Spy swap: Five freed in Russia-Lithuania-Norway exchange
Russia has taken part in a carefully co-ordinated spy swap with Norway and Lithuania, in a deal that required the Lithuanians to change their laws.
It took place at Lithuania's southern border with Russia's Kaliningrad exclave and involved two Russians, a Norwegian and two Lithuanians.
The three countries have been working on the operation for weeks.
The best known of the five men is Frode Berg, a Norwegian ex-border guard arrested in Moscow in 2017.
His case became a cause celebre in Norway after he was found with naval documents handed to him by a former Russian policeman.
Norway's Prime Minister Erna Solberg told a news conference that Norwegian authorities had worked hard to bring Berg home from the start and a solution was finally found with the help of Lithuania. "I am happy to tell you that Frode Berg is now a free man," she said, adding that she had spoken to him and he would return home as soon as possible after two difficult years.
Berg's daughter said she was overjoyed he was free. She was waiting in Oslo for his return.
The two Russians, Nikolai Filipchenko and Sergei Moisejenko, were jailed in Lithuania two years ago.
The Lithuanians, Yevgeny Mataitis and Aristidas Tamosaitis, were jailed in 2016. Lithuania is a former Soviet republic but since independence in 1990 the Baltic state has joined the EU and Nato.

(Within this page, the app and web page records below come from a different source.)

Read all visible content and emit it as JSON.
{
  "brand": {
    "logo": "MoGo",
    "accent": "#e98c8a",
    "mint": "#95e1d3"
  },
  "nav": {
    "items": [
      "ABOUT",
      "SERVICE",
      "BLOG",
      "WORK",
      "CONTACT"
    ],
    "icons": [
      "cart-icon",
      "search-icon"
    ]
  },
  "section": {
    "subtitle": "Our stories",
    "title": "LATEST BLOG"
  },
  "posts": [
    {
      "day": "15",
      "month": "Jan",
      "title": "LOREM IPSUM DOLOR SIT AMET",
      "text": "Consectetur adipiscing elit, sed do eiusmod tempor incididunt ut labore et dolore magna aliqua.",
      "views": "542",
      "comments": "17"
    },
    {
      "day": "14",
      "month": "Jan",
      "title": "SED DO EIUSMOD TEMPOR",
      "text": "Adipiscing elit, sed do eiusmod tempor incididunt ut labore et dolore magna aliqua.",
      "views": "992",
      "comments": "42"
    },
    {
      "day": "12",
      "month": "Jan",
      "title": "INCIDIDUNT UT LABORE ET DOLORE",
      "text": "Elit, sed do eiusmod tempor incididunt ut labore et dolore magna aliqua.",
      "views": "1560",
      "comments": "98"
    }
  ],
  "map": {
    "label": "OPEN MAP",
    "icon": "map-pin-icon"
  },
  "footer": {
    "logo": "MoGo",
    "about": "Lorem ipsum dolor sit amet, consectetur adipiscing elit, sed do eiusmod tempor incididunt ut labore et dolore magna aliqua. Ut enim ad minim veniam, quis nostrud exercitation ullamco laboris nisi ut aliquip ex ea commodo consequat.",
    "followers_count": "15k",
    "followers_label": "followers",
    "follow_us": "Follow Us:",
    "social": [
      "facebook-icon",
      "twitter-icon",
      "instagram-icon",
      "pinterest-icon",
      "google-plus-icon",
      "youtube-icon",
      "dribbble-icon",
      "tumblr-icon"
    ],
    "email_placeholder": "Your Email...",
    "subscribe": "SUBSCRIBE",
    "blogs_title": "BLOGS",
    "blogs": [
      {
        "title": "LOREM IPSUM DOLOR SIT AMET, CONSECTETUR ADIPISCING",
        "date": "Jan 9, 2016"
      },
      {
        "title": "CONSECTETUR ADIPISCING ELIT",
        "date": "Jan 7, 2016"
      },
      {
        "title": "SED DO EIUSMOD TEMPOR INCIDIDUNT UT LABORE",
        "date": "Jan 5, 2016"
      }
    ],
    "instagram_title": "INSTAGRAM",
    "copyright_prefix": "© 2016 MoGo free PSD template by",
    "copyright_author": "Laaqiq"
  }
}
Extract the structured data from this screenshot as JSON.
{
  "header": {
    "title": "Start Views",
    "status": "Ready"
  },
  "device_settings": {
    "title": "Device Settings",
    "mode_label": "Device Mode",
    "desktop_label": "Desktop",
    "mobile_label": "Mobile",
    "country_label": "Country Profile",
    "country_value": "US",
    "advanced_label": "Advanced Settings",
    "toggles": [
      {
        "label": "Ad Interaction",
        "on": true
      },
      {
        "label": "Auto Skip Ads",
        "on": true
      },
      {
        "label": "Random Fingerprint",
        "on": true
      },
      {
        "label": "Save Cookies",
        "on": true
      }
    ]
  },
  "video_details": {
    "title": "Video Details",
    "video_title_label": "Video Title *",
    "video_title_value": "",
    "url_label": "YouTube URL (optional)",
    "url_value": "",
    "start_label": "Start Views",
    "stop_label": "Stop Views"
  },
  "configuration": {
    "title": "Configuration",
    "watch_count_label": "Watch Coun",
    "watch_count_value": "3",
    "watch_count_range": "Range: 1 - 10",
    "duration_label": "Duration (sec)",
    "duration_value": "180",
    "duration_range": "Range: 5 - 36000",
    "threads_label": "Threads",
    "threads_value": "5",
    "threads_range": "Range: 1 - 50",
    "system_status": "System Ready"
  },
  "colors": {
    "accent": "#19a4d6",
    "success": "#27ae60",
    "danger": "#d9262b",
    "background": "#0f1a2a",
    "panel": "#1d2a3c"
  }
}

Confirmation of the swap came from President Gitanas Nauseda and the head of Lithuania's SSD state security. "I am happy that their loved ones finally have a chance to see their husbands, fathers and sons," said Mr Nauseda in a statement.
The Norwegian prime minister said the Lithuanians had been present at the time of the swap and she paid tribute to President Nauseda's "personal courage" in securing the release.
How did the exchange happen?
Darius Jauniskis, the head of Lithuanian intelligence, said the swap had taken place at one of the country's border control posts and he paid tribute to the intelligence officers who had planned and carried out the operation.
Berg's lawyer, Brynjulf Risnes, revealed on Twitter that the Norwegian was "finally free" after crossing from Kaliningrad. "I'm in Lithuania and waiting to meet him soon," he added.
The transfer took place at midday (10:00 GMT), said Mr Jauniskis. Berg was taken to the Norwegian embassy in Vilnius and the foreign ministry in Oslo said he would soon return to Norway to be reunited with his family.
The two Lithuanians were being returned to their families, the president said.
How the swap was prepared
Talk of a three-way exchange first surfaced last month when Moscow's official pardons commission recommended the Norwegian for pardon. Russian Foreign Minister Sergei Lavrov visited Berg's hometown of Kirkenes in northern Norway for a ceremony and promised a decision would come soon.
The process was then put on hold for several weeks for Lithuania's parliament to change the criminal code to allow the president to pardon the two Russian spies.
Lithuania's state defence council, which is chaired by the president, then approved the swap last week, according to Baltic News Service.
Early on Friday the Lithuanian president announced the two men had been pardoned. It was a signal that the operation was under way and the head of Russia's SVR foreign intelligence service, Sergei Naryshkin, said "reciprocal measures" would take place.
Who are the five involved?
Russians: Nikolai Filipchenko - FSB security service agent was given 10 years for trying to recruit senior Lithuanians; Sergei Moisejenko was given 10 years for recruiting a Lithuanian army officer serving at Siauliai military base.
Norwegian: Frode Berg - retired border guard admitted acting as a courier for Norwegian intelligence but denied spying.
Lithuanians: Ex-naval officer Yevgeny Mataitis is a dual Russian-Lithuanian citizen who served in the Russian exclave of Kaliningrad. He was given 13 years for selling secrets to Lithuanian intelligence.
Where do spy swaps take place?
During the Cold War, exchanges took place at the Glienicke Bridge between East Germany and West Berlin.
Since the end of the Cold War, spy swaps have become rare events. The last big one, in 2010, took place at Vienna airport, when 10 Russian agents were flown in from the US and swapped for four prisoners convicted in Russia.
But there have been smaller swaps on a bridge between Russia and Estonia. In 2015, an Estonian security official who the EU said was abducted by Russia was swapped for a man imprisoned in Estonia for spying for Moscow.
When the US released convicted Russian agent Maria Butina last month, she was deported straight back to Moscow.